The Antarctic sea ice, seen from the Xuelong II ship on January 30, 2022. / YINGQI LIANG

The surface of the frozen sea at the South Pole is reduced by 170,000 km2, a "historical minimum", according to research carried out in the austral summer

Domenico Chiappe

Until now, global warming affected the extent of the Arctic ice, but in the southern hemisphere, Antarctica maintained its mass of frozen water, and even registered a very slight upward trend in recent years. But this southern summer the South Pole lost sea ice and reduced its levels to the lowest levels recorded since satellites measured this vertex of the planet in 1978, warned scientists from the universities of Sun Yat-sen (China) and Albany (USA). USA).

This "record low" quantifies the extent of permanent ice at 1.9 million km2 at the end of February. They are 170,000 km2 less than the lowest level previously recorded, in 2017, when the ice also receded, indicates the article 'An unprecedented record in the reduction of the extent of frozen sea in Antarctica during the southern summer of 2022', published in the journal 'Advances in Atmospheric Sciences'.

In addition to measuring sea ice, the researchers looked for reasons for the variability in its mass. Their findings indicate that when spring begins, physical phenomena bring more heat to the poles, through the Bellingshausen, Amundsen and Ross seas, which was one of the areas where the ice turned to water to a greater extent. In another region in the far south of the world, the Weddell Sea, the frozen layer was thinning due to 'surface heat fluxes'. All of this "summer sea ice melting could be related to the record temperatures of the Southern Ocean in 2021," says the paper's lead author, Jinfei Wang, along with co-signers.
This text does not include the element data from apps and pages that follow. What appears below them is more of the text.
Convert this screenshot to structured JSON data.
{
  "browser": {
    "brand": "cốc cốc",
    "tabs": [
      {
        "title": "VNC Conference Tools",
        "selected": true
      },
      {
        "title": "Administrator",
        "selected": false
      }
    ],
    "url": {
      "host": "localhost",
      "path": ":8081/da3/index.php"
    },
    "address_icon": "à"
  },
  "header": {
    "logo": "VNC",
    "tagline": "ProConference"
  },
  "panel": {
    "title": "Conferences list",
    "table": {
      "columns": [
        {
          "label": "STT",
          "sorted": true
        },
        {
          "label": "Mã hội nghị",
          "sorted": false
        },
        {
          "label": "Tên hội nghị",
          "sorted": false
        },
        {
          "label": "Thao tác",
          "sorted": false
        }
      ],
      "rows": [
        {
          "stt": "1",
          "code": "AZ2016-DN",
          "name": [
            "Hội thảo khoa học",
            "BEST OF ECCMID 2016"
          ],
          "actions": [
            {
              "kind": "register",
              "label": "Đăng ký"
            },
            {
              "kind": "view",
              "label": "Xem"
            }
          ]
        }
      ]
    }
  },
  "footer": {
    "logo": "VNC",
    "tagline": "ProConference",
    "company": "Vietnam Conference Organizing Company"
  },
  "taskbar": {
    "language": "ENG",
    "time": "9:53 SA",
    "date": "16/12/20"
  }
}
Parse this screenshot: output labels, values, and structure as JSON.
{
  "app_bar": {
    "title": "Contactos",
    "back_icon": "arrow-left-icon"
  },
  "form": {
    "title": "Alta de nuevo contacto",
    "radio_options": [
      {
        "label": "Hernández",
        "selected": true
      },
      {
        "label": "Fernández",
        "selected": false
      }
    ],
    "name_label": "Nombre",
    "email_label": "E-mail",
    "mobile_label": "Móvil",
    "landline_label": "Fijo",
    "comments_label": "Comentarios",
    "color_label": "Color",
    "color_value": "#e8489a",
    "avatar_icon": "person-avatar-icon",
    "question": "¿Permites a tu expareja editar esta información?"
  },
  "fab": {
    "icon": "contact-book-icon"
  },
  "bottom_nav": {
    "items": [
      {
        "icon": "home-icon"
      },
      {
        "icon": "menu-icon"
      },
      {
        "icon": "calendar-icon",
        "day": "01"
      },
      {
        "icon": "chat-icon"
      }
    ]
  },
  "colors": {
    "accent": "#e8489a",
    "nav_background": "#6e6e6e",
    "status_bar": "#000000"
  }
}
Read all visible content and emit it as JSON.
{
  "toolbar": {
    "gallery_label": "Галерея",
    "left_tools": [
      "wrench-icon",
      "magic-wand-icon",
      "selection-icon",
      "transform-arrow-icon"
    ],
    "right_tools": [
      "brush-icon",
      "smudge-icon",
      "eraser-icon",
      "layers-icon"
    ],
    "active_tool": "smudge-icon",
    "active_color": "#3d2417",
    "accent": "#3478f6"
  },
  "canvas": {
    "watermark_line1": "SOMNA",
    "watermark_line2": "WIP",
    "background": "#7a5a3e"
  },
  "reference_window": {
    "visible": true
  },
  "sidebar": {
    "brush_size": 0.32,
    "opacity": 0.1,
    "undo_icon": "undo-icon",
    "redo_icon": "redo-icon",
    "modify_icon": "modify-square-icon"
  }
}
The study also demonstrates a relationship between the whiteness of the snow at the South Pole and the temperature that feeds a "vicious circle", according to the scientists. The whiter, the more it reflects the radiation, but as it thaws, that effect is lost and the heat multiplies. Lastly, the La Niña phenomenon, with its powerful winds that move warm water from the oceanic surface of the tropics towards the extremes, influences this loss of glacial surface. Scientists' alarm is greater when compared to the average of the previous three decades, from 1981 to 2010, since the decrease in the extent of sea ice in Antarctica reaches 30%.

Source link